Here are a few peculiar practices I’ve observed that truly grind peoples’ gears:

1. Flooding Someone’s News Feed: If I do not know you or we are not actually friends in reality (or any other public realm for that matter), why the incessant requests, comments, Likes or follows (stalk much?). And why/how are we connected? Expecting engagement from a stranger is rather strange. Pun intended.

2. Goodbye: Ahh, the proverbial Unfriend; Unfollow. It is infantile to blithely assume your actions are separate and inconsequential to the motive/s behind someone click-deleting you. I’m curious to see if this year’s AP Stylebook will include Unfollow in the Social Media section.

3. Delusion: Some people truly are enamored with the sound of their own voice. Case in point: spectacularly tone-deaf American idol auditioners. The question is, what are you saying, how are you saying it, and who is your intended audience? Can and are they listening?

4. Spamming: Blowing up someone’s Facebook with Farmville requests or poking them like it’s your job is an excellent way to make their blood boil. Users will assume you are either a robot or spammer and run for the hills. (After reporting and/or blocking you).

5. Uncharismatic, Uninspiring, Ungrateful: Automatic DMs (direct messages) or follows on Twitter are impersonal and slovenly. Are you even reading others’ handles or profiles?  Clearly you are either too important or complacent to trifle with the arduous task of sending a thank you or one-liner personal note.

6. Me, Myself and I: Shameless self-promotion, reposting last year’s article 200 times in 2 minutes and irrelevant oversharing will either make people laugh or unequivocally infuriated.  They’ll just move to another, less self-absorbed sandbox.
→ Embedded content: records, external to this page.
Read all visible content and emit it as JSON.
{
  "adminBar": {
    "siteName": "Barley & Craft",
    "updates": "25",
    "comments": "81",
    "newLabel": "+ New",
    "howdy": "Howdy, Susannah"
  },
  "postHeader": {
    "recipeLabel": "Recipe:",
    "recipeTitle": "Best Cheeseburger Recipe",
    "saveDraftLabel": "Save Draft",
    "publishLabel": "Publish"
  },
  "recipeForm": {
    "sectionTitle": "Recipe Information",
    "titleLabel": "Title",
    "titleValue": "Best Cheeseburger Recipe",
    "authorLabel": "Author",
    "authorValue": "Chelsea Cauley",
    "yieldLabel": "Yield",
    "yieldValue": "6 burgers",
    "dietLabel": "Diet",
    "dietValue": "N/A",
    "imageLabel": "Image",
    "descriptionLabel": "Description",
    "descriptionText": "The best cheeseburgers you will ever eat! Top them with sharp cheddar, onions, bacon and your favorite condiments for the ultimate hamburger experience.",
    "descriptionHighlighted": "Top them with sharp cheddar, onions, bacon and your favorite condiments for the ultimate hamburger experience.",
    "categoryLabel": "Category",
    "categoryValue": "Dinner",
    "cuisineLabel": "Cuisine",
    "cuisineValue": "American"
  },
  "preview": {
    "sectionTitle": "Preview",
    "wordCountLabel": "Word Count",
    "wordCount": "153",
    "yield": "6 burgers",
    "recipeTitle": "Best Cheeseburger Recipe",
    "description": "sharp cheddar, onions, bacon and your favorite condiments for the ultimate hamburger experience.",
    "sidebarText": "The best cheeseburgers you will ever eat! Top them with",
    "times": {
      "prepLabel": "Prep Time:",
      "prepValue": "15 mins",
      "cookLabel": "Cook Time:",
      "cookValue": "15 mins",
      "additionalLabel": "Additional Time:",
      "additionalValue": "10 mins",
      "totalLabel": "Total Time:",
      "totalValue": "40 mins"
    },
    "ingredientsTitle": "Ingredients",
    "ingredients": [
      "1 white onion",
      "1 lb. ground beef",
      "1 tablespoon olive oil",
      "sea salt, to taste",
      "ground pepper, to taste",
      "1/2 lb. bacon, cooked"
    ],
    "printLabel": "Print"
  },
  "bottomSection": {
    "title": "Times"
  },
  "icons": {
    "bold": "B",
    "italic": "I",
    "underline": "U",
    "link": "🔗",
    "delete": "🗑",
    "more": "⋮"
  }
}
7. Follows: It’s okay not to follow someone when they follow you, and usually it’s not personal. But loftily ignoring frequent attempts from students or others reaching out to create or simply learn from/with you is just rude and unnecessary.

What do you think? Feel free to vote in the first poll on here below:

Related articles:

Mashable >> 10 Dos and Dont’s for Brands on Twitter

Spin Sucks >>  Social Media Dos and Don’ts

Mitch Joel >> How To Be a Social Media Jerk